- Jacinta and Francisco Marto were declared saints by Pope Francis on May 13, 2007, the 100th anniversary of the first appearance of Mary at Fatima.
- During the third visit of the Angel of Peace, the Angel and children bowed down before the Chalice and Host.
- CCC 1378 Worship of the Eucharist. In the liturgy of the Mass we express our faith in the real presence of Christ under the species of bread and wine by, among other ways, genuflecting or bowing deeply as a sign of adoration of the Lord. “The Catholic Church has always offered and still offers to the sacrament of the Eucharist the cult of adoration, not only during Mass, but also outside of it, reserving the consecrated hosts with the utmost care, exposing them to the solemn veneration of the faithful, and carrying them in procession.”

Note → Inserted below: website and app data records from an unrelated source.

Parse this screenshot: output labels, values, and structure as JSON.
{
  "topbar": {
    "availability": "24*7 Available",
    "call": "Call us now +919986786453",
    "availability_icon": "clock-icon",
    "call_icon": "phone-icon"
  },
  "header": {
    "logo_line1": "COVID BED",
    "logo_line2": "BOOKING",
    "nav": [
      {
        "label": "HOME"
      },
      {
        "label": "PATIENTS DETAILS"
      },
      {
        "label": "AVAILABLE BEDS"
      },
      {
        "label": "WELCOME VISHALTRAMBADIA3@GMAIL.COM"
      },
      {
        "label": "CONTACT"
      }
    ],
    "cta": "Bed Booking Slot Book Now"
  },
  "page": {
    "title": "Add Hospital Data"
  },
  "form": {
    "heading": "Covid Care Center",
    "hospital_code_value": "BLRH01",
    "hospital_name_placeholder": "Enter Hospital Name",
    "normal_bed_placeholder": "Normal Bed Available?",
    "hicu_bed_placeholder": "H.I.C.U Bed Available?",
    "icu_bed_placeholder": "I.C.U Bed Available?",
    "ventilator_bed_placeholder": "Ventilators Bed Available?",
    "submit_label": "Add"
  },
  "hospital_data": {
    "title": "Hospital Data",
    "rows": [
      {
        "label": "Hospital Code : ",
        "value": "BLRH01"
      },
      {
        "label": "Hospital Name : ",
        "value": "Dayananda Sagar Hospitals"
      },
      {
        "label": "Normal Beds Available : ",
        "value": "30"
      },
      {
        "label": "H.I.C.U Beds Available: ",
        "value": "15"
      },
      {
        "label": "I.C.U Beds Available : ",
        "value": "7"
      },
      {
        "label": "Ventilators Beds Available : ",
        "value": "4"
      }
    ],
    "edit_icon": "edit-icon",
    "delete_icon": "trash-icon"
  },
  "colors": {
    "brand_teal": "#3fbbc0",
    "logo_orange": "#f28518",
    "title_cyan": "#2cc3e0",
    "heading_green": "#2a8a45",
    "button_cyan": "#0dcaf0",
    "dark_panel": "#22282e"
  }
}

- CCC 1418 Because Christ himself is present in the sacrament of the altar, he is to be honored with the worship of adoration. “To visit the Blessed Sacrament is . . . a proof of gratitude, an expression of love, and a duty of adoration toward Christ our Lord”
- Read the article “Jesus Waits for Us in the Sacrament of Love”
- The Angel of Peace instructed the children to make sacrifices by “giving up or doing something extra because you love God.”
Read “Make EVERYTHING You Do a Sacrifice” which is a transcript of a talk by Michael Semin. It includes thoughts about Fatima – The Call to Live a Life of Sacrifice and The Example of the Fatima Children.
- Using the prayers at the end of the book, learn the correct way to say the rosary. Pray the rosary as a family.
Here are some great coloring books for kids from the Catholic Company:
- Rosary coloring book [32 pages]
- Rosary coloring book [48 pages]
- My Rosary Coloring book [32 pages; includes all the mysteries]
- Read more about Mary and what Catholics believe:
CCC 971 “All generations will call me blessed“: “The Church’s devotion to the Blessed Virgin is intrinsic to Christian worship.” The Church rightly honors “the Blessed Virgin with special devotion. From the most ancient times the Blessed Virgin has been honored with the title of ‘Mother of God,’ to whose protection the faithful fly in all their dangers and needs. . . . This very special devotion . . . differs essentially from the adoration which is given to the incarnate Word and equally to the Father and the Holy Spirit, and greatly fosters this adoration.” The liturgical feasts dedicated to the Mother of God and Marian prayer, such as the rosary, an “epitome of the whole Gospel,” express this devotion to the Virgin Mary.